Five projects fighting social exclusion through employment
Our status in society today is often defined by our profession. As a result, individuals without one regularly find themselves outcasted. Presented in the 7.7 Billion media operation, these 5 projects help marginalised people reinsert themselves in society through employment.
Technology as a means for inclusivity
Genashtim is a company focusing on e-learning programmes. Its specificity is not necessarily known by all its clients: around 60% of the employees are persons-with-disabilities (PWDs). The founder, Thomas Ng, facilitates the employment of usually marginalised people by making the most out of technological tools. The company has no physical offices. Most of its employees work from home, where they are not confronted with inadequate infrastructures. Applications such as WhatsApp or Skype are used to communicate with clients and among employees. This company is a solution for a majorly overlooked issue: according to the UN, 80 to 90% of PWDs in of working age developing countries are unemployed. Refugees also make up 30% fo the company’s employees. For more details, you can read the full article in The Straits Times (in English), L’Economiste and Le Soir (in French), or El Tiempo (in Spanish).
Killing three birds with one stone: employment, recycling and school equipment
1,7 million young adults in Morocco are currently not in education, employment or training. The Al Jisr NGO is helping them through the “Green Chip” project. Its aim is to teach its participants about hardware by dismantling old computers. The slightly damaged ones are repaired and donated to public schools while the others are disassembled and sent to be recycled. Through the year, the students receive technical training as well as support in their job search. To this end, they receive language, entrepreneurial and work ethics classes. The NGO will welcome 120 participants in Casablanca next year, double the current amount, and is looking for partners to open three new sites in other cities. To read the full article, visit The Daily Monitor and The Straits Times (both in English), La Regione (in Italian), El País, El Tiempo and La Nacion (all in Spanish), Almasry Alyoum (in Arabic) or L’Economiste (in French).
Finding a job with the help of a local

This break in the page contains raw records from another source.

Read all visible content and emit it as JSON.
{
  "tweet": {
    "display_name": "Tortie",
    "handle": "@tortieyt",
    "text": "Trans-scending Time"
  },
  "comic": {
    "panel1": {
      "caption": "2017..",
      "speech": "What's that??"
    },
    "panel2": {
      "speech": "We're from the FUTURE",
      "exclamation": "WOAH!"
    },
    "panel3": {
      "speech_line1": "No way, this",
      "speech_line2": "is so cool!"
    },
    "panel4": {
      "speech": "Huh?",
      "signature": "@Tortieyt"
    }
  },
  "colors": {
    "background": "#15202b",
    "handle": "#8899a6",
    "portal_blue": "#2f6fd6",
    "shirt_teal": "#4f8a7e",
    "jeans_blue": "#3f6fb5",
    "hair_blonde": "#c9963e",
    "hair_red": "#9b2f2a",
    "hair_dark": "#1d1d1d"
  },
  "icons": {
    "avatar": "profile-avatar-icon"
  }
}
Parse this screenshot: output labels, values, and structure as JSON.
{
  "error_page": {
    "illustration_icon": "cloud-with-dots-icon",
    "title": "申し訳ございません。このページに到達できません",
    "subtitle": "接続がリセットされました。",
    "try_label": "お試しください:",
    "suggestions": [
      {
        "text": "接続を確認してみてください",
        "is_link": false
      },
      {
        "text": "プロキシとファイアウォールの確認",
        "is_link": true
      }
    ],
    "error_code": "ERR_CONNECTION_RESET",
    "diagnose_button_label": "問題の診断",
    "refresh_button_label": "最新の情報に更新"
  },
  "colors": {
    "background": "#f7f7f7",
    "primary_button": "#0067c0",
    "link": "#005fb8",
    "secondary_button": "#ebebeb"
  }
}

In Europe, young job seekers with an immigrant background often struggle to find employment. Despite the help offered by various public agencies, in the European Union, the unemployment rate for immigrants is double that of native-born citizens. Duo for a Job is a non-profit organisation operating in Belgium and in France which pairs a young unemployed person with a senior or retired worker. This intercultural and intergenerational coaching enables the mentee to have personalised support for their job search during 6 months. The assigned mentor can also share their professional network and reinforces their confidence in moments of doubt. The association can be proud of its results: more than 70% of its participants have found a traineeship or a job, and 9 mentors out of 10 start a new duo again when finishing one! Find out more about this project in The Nation, Yicai Global, and The Straits Times (in English), Le Figaro (in French) or La Regione (in Italian).
Modernisation through tradition
Ma Xiaoxiao comes from the village of Daban, in China. After moving to the capital city of the Gansu province, she returns 20 years later to create an embroidery factory. “The 13 Skilled Female Artisans” has two main goals. It preserves the region’s traditional embroidery while transforming the lives of its workers. Indeed, it is for most of them the first time they earn any money. The salary ensures their financial independence as well as a more hopeful future for their children. Despite the many difficulties encountered at the start of the project, Ma Xiaoxiao is inspiring more and more women to join her. She is part of a bigger movement: her generation is recreating opportunities in rural villages. This is a reversed urban migration: after learning in big cities, these young people return to their villages with entrepreneurial projects. To discover this type of embroidery, read the article in The Nation, The Straits Times and Yicai Global (all in English), L’Economiste and Le Soir (in French), or El Tiempo (in Spanish).
Faster profits, fairer prices: the app transforming Columbian agriculture
In 2015, a 15-year-old girl created an online platform enabling Columbian farmers to sell their products directly to consumers. Before, they would go through brokers who would buy the products at a very low price and would not share the profits. With Comproago, the farmers can negotiate the prices, payment and delivery methods. This allows farmers to be fairly compensated for their efforts and to sell all their produce at once. Its founder Ginna Jiménez comes from a family of farmers herself. She thus insists on the importance of keeping the platform free. Despite its few flaws, the app counts 26,000 users today in 29 different departments countrywide. The young woman continues to develop it and dreams of making it a type of “eBay for farmers”. You can find the full articles in The Straits Times, The Nation and Yicai Global (in English), Le Figaro and Le Soir (in French), La Nacion and El Tiempo (in Spanish), La Regione (in Italian) or Almasry Alyoum (in Arabic).
The articles presenting these projects were published as part of 7.7 Billion, an international and collaborative initiative gathering 15 news media outlets from around the world to focus on solutions for social, economic and civic inclusion. The operation is coordinated by Sparknews with the support of Impact Hub and the Schwab Foundation.